**Task description:**
Go through the entries and copy every one exactly.

**Record set:**
○ ○ ○ ○ ○

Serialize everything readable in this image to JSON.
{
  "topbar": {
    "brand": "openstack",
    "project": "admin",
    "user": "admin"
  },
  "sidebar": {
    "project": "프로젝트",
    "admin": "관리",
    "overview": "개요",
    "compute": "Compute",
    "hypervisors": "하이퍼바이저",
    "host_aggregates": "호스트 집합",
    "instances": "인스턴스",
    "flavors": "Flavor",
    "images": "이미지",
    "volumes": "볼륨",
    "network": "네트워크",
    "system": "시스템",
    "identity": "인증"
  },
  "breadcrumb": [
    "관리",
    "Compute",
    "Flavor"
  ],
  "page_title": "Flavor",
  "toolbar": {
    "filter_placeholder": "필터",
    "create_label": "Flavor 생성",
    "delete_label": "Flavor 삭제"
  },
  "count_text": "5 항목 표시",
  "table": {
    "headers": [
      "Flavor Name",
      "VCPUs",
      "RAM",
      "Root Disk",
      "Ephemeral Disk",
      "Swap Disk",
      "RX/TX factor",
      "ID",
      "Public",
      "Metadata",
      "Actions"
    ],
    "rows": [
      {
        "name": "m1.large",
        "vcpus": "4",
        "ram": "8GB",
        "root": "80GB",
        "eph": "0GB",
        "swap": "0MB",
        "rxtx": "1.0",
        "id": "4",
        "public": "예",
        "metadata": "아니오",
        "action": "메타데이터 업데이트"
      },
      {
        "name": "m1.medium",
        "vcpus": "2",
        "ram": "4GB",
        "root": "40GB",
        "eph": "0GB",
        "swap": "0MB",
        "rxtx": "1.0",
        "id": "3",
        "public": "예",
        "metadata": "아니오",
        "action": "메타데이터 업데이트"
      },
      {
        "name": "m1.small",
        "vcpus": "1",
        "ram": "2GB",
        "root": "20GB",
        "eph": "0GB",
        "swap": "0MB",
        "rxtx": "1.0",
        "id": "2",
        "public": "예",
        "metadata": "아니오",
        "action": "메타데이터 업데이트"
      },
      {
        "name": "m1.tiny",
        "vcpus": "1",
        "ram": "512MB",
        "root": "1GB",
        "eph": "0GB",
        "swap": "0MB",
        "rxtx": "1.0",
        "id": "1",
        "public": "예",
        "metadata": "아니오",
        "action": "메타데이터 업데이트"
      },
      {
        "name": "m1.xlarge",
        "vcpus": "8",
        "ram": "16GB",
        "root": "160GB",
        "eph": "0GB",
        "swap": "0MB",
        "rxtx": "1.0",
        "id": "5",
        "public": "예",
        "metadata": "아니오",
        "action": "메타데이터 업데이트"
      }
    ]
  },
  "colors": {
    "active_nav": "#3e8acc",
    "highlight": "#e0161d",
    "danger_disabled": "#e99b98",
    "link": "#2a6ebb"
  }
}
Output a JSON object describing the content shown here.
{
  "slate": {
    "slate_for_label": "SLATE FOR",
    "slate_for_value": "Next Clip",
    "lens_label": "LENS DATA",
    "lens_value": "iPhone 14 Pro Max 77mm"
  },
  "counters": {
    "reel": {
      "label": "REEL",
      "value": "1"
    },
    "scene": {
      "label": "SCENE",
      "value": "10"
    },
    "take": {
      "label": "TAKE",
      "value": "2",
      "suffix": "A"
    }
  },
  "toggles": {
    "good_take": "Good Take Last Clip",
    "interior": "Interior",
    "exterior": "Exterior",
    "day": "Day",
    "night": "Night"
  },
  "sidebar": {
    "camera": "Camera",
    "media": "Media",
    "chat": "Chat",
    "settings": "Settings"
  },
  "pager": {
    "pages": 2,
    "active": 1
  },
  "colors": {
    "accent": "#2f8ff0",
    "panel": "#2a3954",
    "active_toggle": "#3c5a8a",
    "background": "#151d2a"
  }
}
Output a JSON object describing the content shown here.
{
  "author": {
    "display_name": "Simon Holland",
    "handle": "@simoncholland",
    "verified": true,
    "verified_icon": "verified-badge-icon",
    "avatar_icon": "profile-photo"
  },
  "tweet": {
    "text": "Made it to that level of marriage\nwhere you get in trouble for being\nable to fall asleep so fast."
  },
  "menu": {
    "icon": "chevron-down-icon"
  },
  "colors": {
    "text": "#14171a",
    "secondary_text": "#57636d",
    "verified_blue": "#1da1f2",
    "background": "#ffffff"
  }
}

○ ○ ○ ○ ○

**Task output:**
Serialize everything readable in this image to JSON.
{
  "topbar": {
    "brand": "openstack",
    "project": "admin",
    "user": "admin"
  },
  "sidebar": {
    "project": "프로젝트",
    "admin": "관리",
    "overview": "개요",
    "compute": "Compute",
    "hypervisors": "하이퍼바이저",
    "host_aggregates": "호스트 집합",
    "instances": "인스턴스",
    "flavors": "Flavor",
    "images": "이미지",
    "volumes": "볼륨",
    "network": "네트워크",
    "system": "시스템",
    "identity": "인증"
  },
  "breadcrumb": [
    "관리",
    "Compute",
    "Flavor"
  ],
  "page_title": "Flavor",
  "toolbar": {
    "filter_placeholder": "필터",
    "create_label": "Flavor 생성",
    "delete_label": "Flavor 삭제"
  },
  "count_text": "5 항목 표시",
  "table": {
    "headers": [
      "Flavor Name",
      "VCPUs",
      "RAM",
      "Root Disk",
      "Ephemeral Disk",
      "Swap Disk",
      "RX/TX factor",
      "ID",
      "Public",
      "Metadata",
      "Actions"
    ],
    "rows": [
      {
        "name": "m1.large",
        "vcpus": "4",
        "ram": "8GB",
        "root": "80GB",
        "eph": "0GB",
        "swap": "0MB",
        "rxtx": "1.0",
        "id": "4",
        "public": "예",
        "metadata": "아니오",
        "action": "메타데이터 업데이트"
      },
      {
        "name": "m1.medium",
        "vcpus": "2",
        "ram": "4GB",
        "root": "40GB",
        "eph": "0GB",
        "swap": "0MB",
        "rxtx": "1.0",
        "id": "3",
        "public": "예",
        "metadata": "아니오",
        "action": "메타데이터 업데이트"
      },
      {
        "name": "m1.small",
        "vcpus": "1",
        "ram": "2GB",
        "root": "20GB",
        "eph": "0GB",
        "swap": "0MB",
        "rxtx": "1.0",
        "id": "2",
        "public": "예",
        "metadata": "아니오",
        "action": "메타데이터 업데이트"
      },
      {
        "name": "m1.tiny",
        "vcpus": "1",
        "ram": "512MB",
        "root": "1GB",
        "eph": "0GB",
        "swap": "0MB",
        "rxtx": "1.0",
        "id": "1",
        "public": "예",
        "metadata": "아니오",
        "action": "메타데이터 업데이트"
      },
      {
        "name": "m1.xlarge",
        "vcpus": "8",
        "ram": "16GB",
        "root": "160GB",
        "eph": "0GB",
        "swap": "0MB",
        "rxtx": "1.0",
        "id": "5",
        "public": "예",
        "metadata": "아니오",
        "action": "메타데이터 업데이트"
      }
    ]
  },
  "colors": {
    "active_nav": "#3e8acc",
    "highlight": "#e0161d",
    "danger_disabled": "#e99b98",
    "link": "#2a6ebb"
  }
}
Output a JSON object describing the content shown here.
{
  "slate": {
    "slate_for_label": "SLATE FOR",
    "slate_for_value": "Next Clip",
    "lens_label": "LENS DATA",
    "lens_value": "iPhone 14 Pro Max 77mm"
  },
  "counters": {
    "reel": {
      "label": "REEL",
      "value": "1"
    },
    "scene": {
      "label": "SCENE",
      "value": "10"
    },
    "take": {
      "label": "TAKE",
      "value": "2",
      "suffix": "A"
    }
  },
  "toggles": {
    "good_take": "Good Take Last Clip",
    "interior": "Interior",
    "exterior": "Exterior",
    "day": "Day",
    "night": "Night"
  },
  "sidebar": {
    "camera": "Camera",
    "media": "Media",
    "chat": "Chat",
    "settings": "Settings"
  },
  "pager": {
    "pages": 2,
    "active": 1
  },
  "colors": {
    "accent": "#2f8ff0",
    "panel": "#2a3954",
    "active_toggle": "#3c5a8a",
    "background": "#151d2a"
  }
}
Output a JSON object describing the content shown here.
{
  "author": {
    "display_name": "Simon Holland",
    "handle": "@simoncholland",
    "verified": true,
    "verified_icon": "verified-badge-icon",
    "avatar_icon": "profile-photo"
  },
  "tweet": {
    "text": "Made it to that level of marriage\nwhere you get in trouble for being\nable to fall asleep so fast."
  },
  "menu": {
    "icon": "chevron-down-icon"
  },
  "colors": {
    "text": "#14171a",
    "secondary_text": "#57636d",
    "verified_blue": "#1da1f2",
    "background": "#ffffff"
  }
}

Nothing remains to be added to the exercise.